§ **Problem to solve**
Please print all of the entries, matching them exactly.

§ **Stored data**

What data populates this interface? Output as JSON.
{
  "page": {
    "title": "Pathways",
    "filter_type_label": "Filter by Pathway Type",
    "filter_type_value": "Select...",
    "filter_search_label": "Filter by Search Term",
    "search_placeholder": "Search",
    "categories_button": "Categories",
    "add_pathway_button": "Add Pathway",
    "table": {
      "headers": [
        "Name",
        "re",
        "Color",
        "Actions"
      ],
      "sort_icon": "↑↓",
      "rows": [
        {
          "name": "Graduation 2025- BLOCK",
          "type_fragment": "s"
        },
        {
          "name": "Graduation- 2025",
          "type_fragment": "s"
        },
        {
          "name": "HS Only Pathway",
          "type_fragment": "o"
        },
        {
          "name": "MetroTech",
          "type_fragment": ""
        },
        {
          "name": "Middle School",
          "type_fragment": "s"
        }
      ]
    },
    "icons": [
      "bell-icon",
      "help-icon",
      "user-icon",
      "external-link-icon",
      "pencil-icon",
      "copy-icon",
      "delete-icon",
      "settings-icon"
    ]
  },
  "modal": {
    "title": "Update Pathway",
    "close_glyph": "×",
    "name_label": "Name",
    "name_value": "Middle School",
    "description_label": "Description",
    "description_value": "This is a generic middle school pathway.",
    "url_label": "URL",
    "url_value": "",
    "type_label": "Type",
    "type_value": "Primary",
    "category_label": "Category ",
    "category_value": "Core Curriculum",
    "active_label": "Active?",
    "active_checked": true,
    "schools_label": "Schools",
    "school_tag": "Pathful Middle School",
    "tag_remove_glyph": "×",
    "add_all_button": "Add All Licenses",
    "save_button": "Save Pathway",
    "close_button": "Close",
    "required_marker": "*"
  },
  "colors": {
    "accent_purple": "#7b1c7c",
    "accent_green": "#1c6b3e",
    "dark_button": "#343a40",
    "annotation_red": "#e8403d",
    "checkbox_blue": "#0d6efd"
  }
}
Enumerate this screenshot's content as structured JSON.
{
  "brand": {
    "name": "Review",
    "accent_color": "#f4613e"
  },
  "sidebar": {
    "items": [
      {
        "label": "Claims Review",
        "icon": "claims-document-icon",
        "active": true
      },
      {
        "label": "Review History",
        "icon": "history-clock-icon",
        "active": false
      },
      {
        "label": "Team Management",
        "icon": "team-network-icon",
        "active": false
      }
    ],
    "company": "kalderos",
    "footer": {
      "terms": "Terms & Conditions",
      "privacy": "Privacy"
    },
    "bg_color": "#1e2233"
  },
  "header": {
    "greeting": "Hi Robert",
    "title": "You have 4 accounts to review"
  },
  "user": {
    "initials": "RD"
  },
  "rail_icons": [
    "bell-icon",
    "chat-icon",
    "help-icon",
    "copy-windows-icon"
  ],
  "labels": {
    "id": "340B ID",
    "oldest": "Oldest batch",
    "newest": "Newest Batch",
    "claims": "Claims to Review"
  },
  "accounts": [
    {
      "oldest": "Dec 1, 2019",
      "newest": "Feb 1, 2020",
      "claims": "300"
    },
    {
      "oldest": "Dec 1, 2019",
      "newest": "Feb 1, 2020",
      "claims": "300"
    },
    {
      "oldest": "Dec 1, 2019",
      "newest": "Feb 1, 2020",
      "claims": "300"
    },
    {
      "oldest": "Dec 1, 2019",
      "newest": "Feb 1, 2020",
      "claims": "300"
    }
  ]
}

§ **Response**
What data populates this interface? Output as JSON.
{
  "page": {
    "title": "Pathways",
    "filter_type_label": "Filter by Pathway Type",
    "filter_type_value": "Select...",
    "filter_search_label": "Filter by Search Term",
    "search_placeholder": "Search",
    "categories_button": "Categories",
    "add_pathway_button": "Add Pathway",
    "table": {
      "headers": [
        "Name",
        "re",
        "Color",
        "Actions"
      ],
      "sort_icon": "↑↓",
      "rows": [
        {
          "name": "Graduation 2025- BLOCK",
          "type_fragment": "s"
        },
        {
          "name": "Graduation- 2025",
          "type_fragment": "s"
        },
        {
          "name": "HS Only Pathway",
          "type_fragment": "o"
        },
        {
          "name": "MetroTech",
          "type_fragment": ""
        },
        {
          "name": "Middle School",
          "type_fragment": "s"
        }
      ]
    },
    "icons": [
      "bell-icon",
      "help-icon",
      "user-icon",
      "external-link-icon",
      "pencil-icon",
      "copy-icon",
      "delete-icon",
      "settings-icon"
    ]
  },
  "modal": {
    "title": "Update Pathway",
    "close_glyph": "×",
    "name_label": "Name",
    "name_value": "Middle School",
    "description_label": "Description",
    "description_value": "This is a generic middle school pathway.",
    "url_label": "URL",
    "url_value": "",
    "type_label": "Type",
    "type_value": "Primary",
    "category_label": "Category ",
    "category_value": "Core Curriculum",
    "active_label": "Active?",
    "active_checked": true,
    "schools_label": "Schools",
    "school_tag": "Pathful Middle School",
    "tag_remove_glyph": "×",
    "add_all_button": "Add All Licenses",
    "save_button": "Save Pathway",
    "close_button": "Close",
    "required_marker": "*"
  },
  "colors": {
    "accent_purple": "#7b1c7c",
    "accent_green": "#1c6b3e",
    "dark_button": "#343a40",
    "annotation_red": "#e8403d",
    "checkbox_blue": "#0d6efd"
  }
}
Enumerate this screenshot's content as structured JSON.
{
  "brand": {
    "name": "Review",
    "accent_color": "#f4613e"
  },
  "sidebar": {
    "items": [
      {
        "label": "Claims Review",
        "icon": "claims-document-icon",
        "active": true
      },
      {
        "label": "Review History",
        "icon": "history-clock-icon",
        "active": false
      },
      {
        "label": "Team Management",
        "icon": "team-network-icon",
        "active": false
      }
    ],
    "company": "kalderos",
    "footer": {
      "terms": "Terms & Conditions",
      "privacy": "Privacy"
    },
    "bg_color": "#1e2233"
  },
  "header": {
    "greeting": "Hi Robert",
    "title": "You have 4 accounts to review"
  },
  "user": {
    "initials": "RD"
  },
  "rail_icons": [
    "bell-icon",
    "chat-icon",
    "help-icon",
    "copy-windows-icon"
  ],
  "labels": {
    "id": "340B ID",
    "oldest": "Oldest batch",
    "newest": "Newest Batch",
    "claims": "Claims to Review"
  },
  "accounts": [
    {
      "oldest": "Dec 1, 2019",
      "newest": "Feb 1, 2020",
      "claims": "300"
    },
    {
      "oldest": "Dec 1, 2019",
      "newest": "Feb 1, 2020",
      "claims": "300"
    },
    {
      "oldest": "Dec 1, 2019",
      "newest": "Feb 1, 2020",
      "claims": "300"
    },
    {
      "oldest": "Dec 1, 2019",
      "newest": "Feb 1, 2020",
      "claims": "300"
    }
  ]
}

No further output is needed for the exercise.